WHAT YOU WILL DO: What is needed is a word-for-word copy of the records below.

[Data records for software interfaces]
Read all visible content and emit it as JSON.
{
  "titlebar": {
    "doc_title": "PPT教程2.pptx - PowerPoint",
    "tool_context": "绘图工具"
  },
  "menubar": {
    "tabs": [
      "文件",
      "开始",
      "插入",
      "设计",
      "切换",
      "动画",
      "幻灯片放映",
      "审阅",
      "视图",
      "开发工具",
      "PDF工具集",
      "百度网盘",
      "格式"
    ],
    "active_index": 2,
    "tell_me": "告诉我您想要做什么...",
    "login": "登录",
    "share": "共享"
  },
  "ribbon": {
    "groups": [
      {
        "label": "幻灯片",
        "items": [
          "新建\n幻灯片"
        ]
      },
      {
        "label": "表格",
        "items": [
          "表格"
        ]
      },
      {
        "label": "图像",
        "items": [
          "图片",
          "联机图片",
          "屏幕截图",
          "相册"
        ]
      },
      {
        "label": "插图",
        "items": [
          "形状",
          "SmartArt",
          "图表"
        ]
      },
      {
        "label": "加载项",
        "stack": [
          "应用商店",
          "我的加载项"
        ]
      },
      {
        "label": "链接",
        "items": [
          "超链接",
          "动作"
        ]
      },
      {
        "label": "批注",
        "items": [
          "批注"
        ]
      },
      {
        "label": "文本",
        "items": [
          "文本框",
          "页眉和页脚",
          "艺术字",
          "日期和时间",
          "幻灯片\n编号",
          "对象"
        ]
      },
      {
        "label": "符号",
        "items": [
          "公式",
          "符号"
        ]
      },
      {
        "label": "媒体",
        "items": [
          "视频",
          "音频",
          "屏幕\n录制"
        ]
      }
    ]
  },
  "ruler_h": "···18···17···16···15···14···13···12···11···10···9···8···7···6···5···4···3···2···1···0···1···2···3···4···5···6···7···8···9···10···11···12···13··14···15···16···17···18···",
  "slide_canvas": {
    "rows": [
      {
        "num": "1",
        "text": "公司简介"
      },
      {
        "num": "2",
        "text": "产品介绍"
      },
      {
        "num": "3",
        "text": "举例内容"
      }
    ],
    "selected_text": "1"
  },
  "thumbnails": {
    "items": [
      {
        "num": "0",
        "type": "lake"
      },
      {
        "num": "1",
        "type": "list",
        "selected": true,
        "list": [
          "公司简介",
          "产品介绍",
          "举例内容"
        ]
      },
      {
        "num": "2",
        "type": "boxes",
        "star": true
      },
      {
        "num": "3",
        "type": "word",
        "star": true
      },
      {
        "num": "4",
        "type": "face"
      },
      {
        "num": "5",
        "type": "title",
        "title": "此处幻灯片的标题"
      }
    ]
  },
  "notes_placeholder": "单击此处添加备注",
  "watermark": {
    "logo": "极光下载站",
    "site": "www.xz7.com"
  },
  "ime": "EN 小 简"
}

SOLUTION TO THIS EXERCISE:
Read all visible content and emit it as JSON.
{
  "titlebar": {
    "doc_title": "PPT教程2.pptx - PowerPoint",
    "tool_context": "绘图工具"
  },
  "menubar": {
    "tabs": [
      "文件",
      "开始",
      "插入",
      "设计",
      "切换",
      "动画",
      "幻灯片放映",
      "审阅",
      "视图",
      "开发工具",
      "PDF工具集",
      "百度网盘",
      "格式"
    ],
    "active_index": 2,
    "tell_me": "告诉我您想要做什么...",
    "login": "登录",
    "share": "共享"
  },
  "ribbon": {
    "groups": [
      {
        "label": "幻灯片",
        "items": [
          "新建\n幻灯片"
        ]
      },
      {
        "label": "表格",
        "items": [
          "表格"
        ]
      },
      {
        "label": "图像",
        "items": [
          "图片",
          "联机图片",
          "屏幕截图",
          "相册"
        ]
      },
      {
        "label": "插图",
        "items": [
          "形状",
          "SmartArt",
          "图表"
        ]
      },
      {
        "label": "加载项",
        "stack": [
          "应用商店",
          "我的加载项"
        ]
      },
      {
        "label": "链接",
        "items": [
          "超链接",
          "动作"
        ]
      },
      {
        "label": "批注",
        "items": [
          "批注"
        ]
      },
      {
        "label": "文本",
        "items": [
          "文本框",
          "页眉和页脚",
          "艺术字",
          "日期和时间",
          "幻灯片\n编号",
          "对象"
        ]
      },
      {
        "label": "符号",
        "items": [
          "公式",
          "符号"
        ]
      },
      {
        "label": "媒体",
        "items": [
          "视频",
          "音频",
          "屏幕\n录制"
        ]
      }
    ]
  },
  "ruler_h": "···18···17···16···15···14···13···12···11···10···9···8···7···6···5···4···3···2···1···0···1···2···3···4···5···6···7···8···9···10···11···12···13··14···15···16···17···18···",
  "slide_canvas": {
    "rows": [
      {
        "num": "1",
        "text": "公司简介"
      },
      {
        "num": "2",
        "text": "产品介绍"
      },
      {
        "num": "3",
        "text": "举例内容"
      }
    ],
    "selected_text": "1"
  },
  "thumbnails": {
    "items": [
      {
        "num": "0",
        "type": "lake"
      },
      {
        "num": "1",
        "type": "list",
        "selected": true,
        "list": [
          "公司简介",
          "产品介绍",
          "举例内容"
        ]
      },
      {
        "num": "2",
        "type": "boxes",
        "star": true
      },
      {
        "num": "3",
        "type": "word",
        "star": true
      },
      {
        "num": "4",
        "type": "face"
      },
      {
        "num": "5",
        "type": "title",
        "title": "此处幻灯片的标题"
      }
    ]
  },
  "notes_placeholder": "单击此处添加备注",
  "watermark": {
    "logo": "极光下载站",
    "site": "www.xz7.com"
  },
  "ime": "EN 小 简"
}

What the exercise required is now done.